Most people who have heard of Marcel Marceau will know him as the famous French mime artist, few, I imagine, will know that he was actually born Marcel Mangel the son of a Jewish butcher, who, during World War II joined the French Resistance and helped thousands of orphaned Jewish children escape the clutches of the Nazis.

His story is told in writer and director Jonathan Jakubowiez’s new film Resistance

Beginning in 1938 just prior to the start of the war, Marcel Mangel, (Jesse Eisenberg), as he was known then, is living in a town on the French/German border. Wanting to be a famous clown, he performs in local theatres giving impressions of Charlie Chaplin, Mangel is more interested in himself than he is in helping others.

Mangel’s life changes when orphaned Jewish children arrive from Germany. Put up in a local castle Mangel uses his clown routine to entertain the children and distract them from the horrors that are going on around them.

As war is declared the children and Mangel are evacuated to the South of France.

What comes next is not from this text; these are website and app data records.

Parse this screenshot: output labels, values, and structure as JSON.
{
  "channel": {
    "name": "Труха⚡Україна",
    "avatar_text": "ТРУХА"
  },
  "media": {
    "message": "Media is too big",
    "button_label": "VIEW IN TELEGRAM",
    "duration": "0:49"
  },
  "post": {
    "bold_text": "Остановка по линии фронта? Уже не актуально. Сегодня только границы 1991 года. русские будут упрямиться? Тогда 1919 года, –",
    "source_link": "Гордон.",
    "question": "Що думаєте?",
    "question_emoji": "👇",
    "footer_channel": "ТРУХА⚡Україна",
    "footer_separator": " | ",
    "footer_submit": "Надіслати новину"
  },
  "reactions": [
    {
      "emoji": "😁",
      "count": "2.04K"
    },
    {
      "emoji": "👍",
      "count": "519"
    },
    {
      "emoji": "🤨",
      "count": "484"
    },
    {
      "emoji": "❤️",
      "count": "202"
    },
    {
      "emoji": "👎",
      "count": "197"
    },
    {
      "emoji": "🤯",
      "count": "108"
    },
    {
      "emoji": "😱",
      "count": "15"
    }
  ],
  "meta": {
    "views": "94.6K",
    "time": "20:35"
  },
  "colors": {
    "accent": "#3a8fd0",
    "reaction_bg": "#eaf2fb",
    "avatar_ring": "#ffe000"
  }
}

After the South of France is overrun by the Nazis and the children’s chances of survival diminish by the day Mangel, now called Marceau after he doctors his passport, along with other members’ of the resistance decide that they must get as many children out of France and to the safety of Switzerland as they can.

Marceau’s life story is certainly one worth telling even if it’s slightly flawed as is the case with Resistance. This is perhaps down to the casting of Eisenberg who at no time looks comfortable in the role, his awkward attempt at mime makes it difficult to believe that Marceau, as the caption states at the end of the film, was to go on and become the greatest mime artist the world had ever seen.

A story that involves rescuing children whose lives are in danger should make you feel that the lives of the children are hanging in the balance, with the exception of a few scenes, which come mostly towards the end and stretch credibility, there’s very little tension throughout the film.

Whilst Eisenberg’s performance might be questionable Matthias Schweighofer is great as the tyrannical and sadistic Gestapo chief Klaus Barbie as is Clémence Poésy who plays Emma, a member of the resistance and the object of Marceau’s affections.

An enjoyable if somewhat underwhelming watch.




Director; Jonathan Jakubowicz
UK Release : Available on Digital HD from 19h June 2020 


Resistance - "Welcome To the Resistance" Clip